Naoki Sutter-Shudo


Childlike delights clash with grown-up forms in “Parade,” Naoki Sutter-Shudo’s first solo show at Bodega. A squat square plinth in the center of the gallery supports a handful of toylike sculptures (all works 2017). Theorie, Truth Trolley, and Theft distort the words of their titles into three-dimensional forms, like concrete poems brought to life, and present sober ideas as a sort of game. The red wood letters of Truth, for example, serve as supports for a small yellow cart transporting four well-loved stuffed animals. In the works hanging on the walls, the Paris-born, Los Angeles–based artist experiments with the ornamentation of the everyday, applying tassels, dead bees, fake flowers, and plastic bread bags to shadowboxes reminiscent of Joseph Cornell. The C-prints set as the backdrops of these pieces present innocuous still lifes of Sutter-Shudo’s stovetop (Eat well or rest easy or) or dresser decked with neat stacks of coins (Cheers from now and a thousand years). In Bonbons Rivington, perched on the ledge of the gallery’s front desk, jellybeans fill streamlined brass and silver-plated containers shaped like pears, apples, and pomegranates. The unassuming luxury of these vessels recalls the “de-functionalizing” tendency pervasive in the 1930s and ’40s—the urge to make functional objects aerodynamic when they didn’t need to be. Sutter-Shudo’s embellished sculptures illuminate the problem anew with puerile glee. —Julia Wolkoff

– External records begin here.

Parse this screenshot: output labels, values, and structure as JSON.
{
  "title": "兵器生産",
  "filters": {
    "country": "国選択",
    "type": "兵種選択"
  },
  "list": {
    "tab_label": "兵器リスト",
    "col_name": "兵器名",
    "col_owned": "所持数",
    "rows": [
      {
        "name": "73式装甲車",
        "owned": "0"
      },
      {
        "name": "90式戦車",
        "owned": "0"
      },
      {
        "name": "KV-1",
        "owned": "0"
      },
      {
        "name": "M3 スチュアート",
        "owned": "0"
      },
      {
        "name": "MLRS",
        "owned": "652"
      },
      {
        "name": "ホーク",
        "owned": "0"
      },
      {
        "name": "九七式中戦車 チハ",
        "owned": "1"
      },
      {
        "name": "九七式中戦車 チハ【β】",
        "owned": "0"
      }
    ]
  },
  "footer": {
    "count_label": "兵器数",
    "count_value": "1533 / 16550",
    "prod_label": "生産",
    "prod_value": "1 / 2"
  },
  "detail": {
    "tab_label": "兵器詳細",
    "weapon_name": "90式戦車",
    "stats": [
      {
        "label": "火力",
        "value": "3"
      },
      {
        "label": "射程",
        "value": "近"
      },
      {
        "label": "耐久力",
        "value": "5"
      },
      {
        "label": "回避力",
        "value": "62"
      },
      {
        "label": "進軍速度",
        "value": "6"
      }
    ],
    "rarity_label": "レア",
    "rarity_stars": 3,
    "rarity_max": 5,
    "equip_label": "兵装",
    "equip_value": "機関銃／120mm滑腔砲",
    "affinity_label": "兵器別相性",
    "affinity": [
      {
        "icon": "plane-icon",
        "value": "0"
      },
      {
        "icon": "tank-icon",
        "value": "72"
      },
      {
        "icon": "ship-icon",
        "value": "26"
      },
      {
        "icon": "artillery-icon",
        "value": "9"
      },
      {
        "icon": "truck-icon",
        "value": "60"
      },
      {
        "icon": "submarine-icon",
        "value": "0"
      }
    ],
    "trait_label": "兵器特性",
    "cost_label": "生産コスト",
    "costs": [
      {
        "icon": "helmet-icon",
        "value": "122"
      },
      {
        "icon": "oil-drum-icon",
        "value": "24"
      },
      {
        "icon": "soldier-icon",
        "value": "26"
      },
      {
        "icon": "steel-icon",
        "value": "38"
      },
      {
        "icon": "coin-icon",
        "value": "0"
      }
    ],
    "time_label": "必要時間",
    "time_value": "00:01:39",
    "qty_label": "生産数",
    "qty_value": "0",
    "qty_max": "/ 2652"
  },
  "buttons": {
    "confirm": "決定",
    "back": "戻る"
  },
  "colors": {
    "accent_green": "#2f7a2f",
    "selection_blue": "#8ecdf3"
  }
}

Pictured: Naoki Sutter-Shudo: Truth Trolley, 2017, wood, enamel, dog toys, hardware, plastic, and rubber, 11½ by 13 by 15½ inches. Courtesy Bodega, New York.